Was God dead as Nietzsche had said?
Had God died like Nietzsche said?
(The context is past-tense first-person narrative.)
What's the difference? And why?
Both of those are odd verb tenses for the context. I think it would have been better to phrase these:
Is God dead as Nietzsche said (he is)?
Did God die as Nietzsche said (he did)?
This makes the contrast between the two more obvious. "Is" asks about a condition, while "did" asks about an action.
The difference between these is subtle. "Is God dead?" could apply either to the actual, physical death of "God" or to a the death of the conceptual abstraction of a "God". Either way, the question asks about the resulting state, and not about the time, reason, or cause of death.

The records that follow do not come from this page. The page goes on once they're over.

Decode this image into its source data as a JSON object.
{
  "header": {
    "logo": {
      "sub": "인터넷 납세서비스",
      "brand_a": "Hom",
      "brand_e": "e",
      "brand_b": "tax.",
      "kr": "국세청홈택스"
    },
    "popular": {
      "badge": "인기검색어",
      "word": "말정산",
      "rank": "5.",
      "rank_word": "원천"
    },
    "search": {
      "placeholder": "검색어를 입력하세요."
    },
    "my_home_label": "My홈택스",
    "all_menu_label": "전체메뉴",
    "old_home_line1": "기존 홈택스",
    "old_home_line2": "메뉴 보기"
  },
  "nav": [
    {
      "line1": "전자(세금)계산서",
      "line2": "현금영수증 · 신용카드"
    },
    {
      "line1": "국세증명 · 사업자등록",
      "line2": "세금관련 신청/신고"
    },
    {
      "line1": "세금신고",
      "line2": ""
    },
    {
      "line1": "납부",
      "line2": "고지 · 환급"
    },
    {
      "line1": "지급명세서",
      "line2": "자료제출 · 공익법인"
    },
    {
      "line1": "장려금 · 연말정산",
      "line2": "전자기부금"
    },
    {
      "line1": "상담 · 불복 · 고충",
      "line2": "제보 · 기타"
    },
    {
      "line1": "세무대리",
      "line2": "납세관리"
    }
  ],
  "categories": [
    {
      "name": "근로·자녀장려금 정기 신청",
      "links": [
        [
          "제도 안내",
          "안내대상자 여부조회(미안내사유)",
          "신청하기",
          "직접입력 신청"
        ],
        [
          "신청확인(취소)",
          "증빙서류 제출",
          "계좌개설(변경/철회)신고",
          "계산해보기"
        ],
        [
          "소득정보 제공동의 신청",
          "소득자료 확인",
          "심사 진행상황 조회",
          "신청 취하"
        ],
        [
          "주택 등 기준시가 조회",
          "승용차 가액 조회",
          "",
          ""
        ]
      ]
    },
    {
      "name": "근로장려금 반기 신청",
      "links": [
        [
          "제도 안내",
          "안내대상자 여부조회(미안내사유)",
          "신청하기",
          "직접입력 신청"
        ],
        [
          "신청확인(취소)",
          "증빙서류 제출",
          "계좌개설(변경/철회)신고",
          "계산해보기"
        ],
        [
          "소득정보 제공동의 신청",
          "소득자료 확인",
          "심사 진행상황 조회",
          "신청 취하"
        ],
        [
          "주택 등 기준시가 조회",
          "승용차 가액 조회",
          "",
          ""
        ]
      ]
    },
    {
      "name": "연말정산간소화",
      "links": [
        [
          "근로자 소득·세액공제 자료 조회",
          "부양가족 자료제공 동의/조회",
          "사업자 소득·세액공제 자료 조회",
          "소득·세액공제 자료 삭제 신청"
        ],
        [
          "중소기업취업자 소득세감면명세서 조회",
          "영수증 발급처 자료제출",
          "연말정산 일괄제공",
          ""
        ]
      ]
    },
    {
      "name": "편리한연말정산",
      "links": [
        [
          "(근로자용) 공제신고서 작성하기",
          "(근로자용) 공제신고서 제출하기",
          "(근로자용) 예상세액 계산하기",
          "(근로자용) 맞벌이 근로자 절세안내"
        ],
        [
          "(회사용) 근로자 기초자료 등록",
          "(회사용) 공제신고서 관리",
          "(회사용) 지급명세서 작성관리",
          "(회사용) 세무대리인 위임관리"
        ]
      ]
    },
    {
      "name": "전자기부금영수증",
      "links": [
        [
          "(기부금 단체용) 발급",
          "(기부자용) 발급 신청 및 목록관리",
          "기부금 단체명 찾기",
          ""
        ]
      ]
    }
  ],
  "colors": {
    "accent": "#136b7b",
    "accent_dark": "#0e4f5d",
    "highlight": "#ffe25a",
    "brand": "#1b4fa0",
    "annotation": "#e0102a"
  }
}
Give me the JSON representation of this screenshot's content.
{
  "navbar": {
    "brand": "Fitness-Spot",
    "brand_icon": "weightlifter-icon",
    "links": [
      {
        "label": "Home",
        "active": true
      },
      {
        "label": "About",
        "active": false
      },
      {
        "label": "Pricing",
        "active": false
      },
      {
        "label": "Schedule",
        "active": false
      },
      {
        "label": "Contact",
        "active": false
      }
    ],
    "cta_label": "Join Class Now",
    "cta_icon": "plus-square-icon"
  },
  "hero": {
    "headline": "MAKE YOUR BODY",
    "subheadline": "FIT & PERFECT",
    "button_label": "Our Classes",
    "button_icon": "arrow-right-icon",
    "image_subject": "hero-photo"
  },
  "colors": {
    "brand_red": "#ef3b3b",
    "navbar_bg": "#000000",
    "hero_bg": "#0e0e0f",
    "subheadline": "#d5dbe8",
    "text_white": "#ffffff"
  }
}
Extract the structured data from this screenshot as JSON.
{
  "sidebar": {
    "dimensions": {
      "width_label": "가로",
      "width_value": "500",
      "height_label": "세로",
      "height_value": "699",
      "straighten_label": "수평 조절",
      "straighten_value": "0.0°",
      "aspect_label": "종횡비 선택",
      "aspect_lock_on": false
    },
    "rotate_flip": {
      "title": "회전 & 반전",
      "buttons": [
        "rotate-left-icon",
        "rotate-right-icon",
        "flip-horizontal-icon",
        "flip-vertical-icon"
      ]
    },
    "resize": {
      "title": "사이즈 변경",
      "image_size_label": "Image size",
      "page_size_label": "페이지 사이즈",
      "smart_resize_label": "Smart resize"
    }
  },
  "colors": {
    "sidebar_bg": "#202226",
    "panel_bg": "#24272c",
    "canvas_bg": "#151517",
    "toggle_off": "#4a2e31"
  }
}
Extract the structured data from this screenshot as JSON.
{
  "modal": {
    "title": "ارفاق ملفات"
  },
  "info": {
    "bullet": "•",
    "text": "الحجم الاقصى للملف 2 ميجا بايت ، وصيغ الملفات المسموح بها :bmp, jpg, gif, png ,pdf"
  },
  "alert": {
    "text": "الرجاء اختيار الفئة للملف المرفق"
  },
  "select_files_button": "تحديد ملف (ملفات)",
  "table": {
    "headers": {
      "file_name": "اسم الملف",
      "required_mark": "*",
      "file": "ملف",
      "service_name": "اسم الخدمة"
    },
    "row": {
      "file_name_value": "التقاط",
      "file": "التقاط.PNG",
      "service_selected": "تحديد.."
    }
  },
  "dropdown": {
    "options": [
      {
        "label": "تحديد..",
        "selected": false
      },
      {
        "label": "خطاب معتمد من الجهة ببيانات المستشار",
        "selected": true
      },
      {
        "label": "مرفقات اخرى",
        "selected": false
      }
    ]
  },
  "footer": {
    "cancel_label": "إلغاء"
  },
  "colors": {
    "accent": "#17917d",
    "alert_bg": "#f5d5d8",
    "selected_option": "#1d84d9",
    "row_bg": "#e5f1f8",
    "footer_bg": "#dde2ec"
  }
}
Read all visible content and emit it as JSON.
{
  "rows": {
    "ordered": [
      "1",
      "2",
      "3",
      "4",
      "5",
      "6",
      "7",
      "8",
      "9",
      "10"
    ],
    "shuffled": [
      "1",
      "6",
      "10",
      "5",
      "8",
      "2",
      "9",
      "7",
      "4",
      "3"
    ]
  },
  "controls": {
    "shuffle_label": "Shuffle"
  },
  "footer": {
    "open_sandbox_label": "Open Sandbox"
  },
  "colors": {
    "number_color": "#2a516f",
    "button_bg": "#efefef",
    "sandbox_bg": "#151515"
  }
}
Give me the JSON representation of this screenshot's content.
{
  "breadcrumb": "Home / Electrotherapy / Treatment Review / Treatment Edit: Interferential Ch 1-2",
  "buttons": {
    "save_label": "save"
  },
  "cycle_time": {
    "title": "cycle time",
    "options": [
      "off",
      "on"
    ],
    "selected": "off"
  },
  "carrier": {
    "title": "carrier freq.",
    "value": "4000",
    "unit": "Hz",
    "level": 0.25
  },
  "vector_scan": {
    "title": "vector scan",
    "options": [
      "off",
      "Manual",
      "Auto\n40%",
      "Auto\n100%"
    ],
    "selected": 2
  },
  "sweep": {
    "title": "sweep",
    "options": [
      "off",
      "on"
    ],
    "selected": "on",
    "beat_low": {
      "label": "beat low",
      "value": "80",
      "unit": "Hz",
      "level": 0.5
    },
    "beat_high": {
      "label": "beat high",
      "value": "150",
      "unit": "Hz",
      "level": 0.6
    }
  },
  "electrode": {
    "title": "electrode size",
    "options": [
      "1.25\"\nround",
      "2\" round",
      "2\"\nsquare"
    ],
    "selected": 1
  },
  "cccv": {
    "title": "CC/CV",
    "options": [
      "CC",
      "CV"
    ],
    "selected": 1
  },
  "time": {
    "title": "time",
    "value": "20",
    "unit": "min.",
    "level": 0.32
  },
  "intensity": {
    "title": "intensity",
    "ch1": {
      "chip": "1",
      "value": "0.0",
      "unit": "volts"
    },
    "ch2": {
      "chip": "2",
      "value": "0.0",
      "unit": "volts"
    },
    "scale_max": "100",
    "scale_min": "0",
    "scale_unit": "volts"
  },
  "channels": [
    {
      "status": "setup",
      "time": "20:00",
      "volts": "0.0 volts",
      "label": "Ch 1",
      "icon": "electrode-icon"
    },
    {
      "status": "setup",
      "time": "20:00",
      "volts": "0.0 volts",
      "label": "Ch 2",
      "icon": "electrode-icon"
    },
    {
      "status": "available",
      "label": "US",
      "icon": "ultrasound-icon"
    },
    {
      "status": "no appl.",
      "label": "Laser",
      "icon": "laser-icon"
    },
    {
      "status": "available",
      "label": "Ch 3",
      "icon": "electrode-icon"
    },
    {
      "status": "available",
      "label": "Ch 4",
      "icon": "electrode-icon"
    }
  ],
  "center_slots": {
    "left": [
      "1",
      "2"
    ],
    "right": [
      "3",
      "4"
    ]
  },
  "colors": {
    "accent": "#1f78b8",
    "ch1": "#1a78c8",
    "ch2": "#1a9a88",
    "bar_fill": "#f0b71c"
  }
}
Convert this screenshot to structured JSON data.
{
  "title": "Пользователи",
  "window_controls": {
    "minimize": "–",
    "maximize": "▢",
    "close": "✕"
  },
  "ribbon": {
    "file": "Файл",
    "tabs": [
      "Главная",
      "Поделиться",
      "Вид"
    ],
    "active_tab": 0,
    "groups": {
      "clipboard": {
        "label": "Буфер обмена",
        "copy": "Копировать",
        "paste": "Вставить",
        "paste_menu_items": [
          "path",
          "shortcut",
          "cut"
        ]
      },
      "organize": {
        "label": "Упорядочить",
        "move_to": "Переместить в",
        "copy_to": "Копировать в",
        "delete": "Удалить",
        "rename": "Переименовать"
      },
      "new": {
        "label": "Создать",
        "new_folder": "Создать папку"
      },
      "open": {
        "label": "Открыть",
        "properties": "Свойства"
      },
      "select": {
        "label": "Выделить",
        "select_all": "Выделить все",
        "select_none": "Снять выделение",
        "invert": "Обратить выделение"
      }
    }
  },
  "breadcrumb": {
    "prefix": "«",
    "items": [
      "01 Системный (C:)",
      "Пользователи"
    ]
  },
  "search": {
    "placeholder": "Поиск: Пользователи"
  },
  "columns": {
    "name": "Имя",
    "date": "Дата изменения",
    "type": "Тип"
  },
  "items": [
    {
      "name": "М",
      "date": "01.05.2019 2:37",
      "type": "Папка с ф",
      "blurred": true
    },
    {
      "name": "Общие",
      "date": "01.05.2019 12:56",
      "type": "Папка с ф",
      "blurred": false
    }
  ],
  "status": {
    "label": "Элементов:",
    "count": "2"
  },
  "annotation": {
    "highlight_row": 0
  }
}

"Did God die?" can also refer to either the real or conceptual "God", but asks whether this action actually took place. Because it's more focused on the action, there is more attention to the details of when and why and who might have caused God to die, and not just whether the condition exists.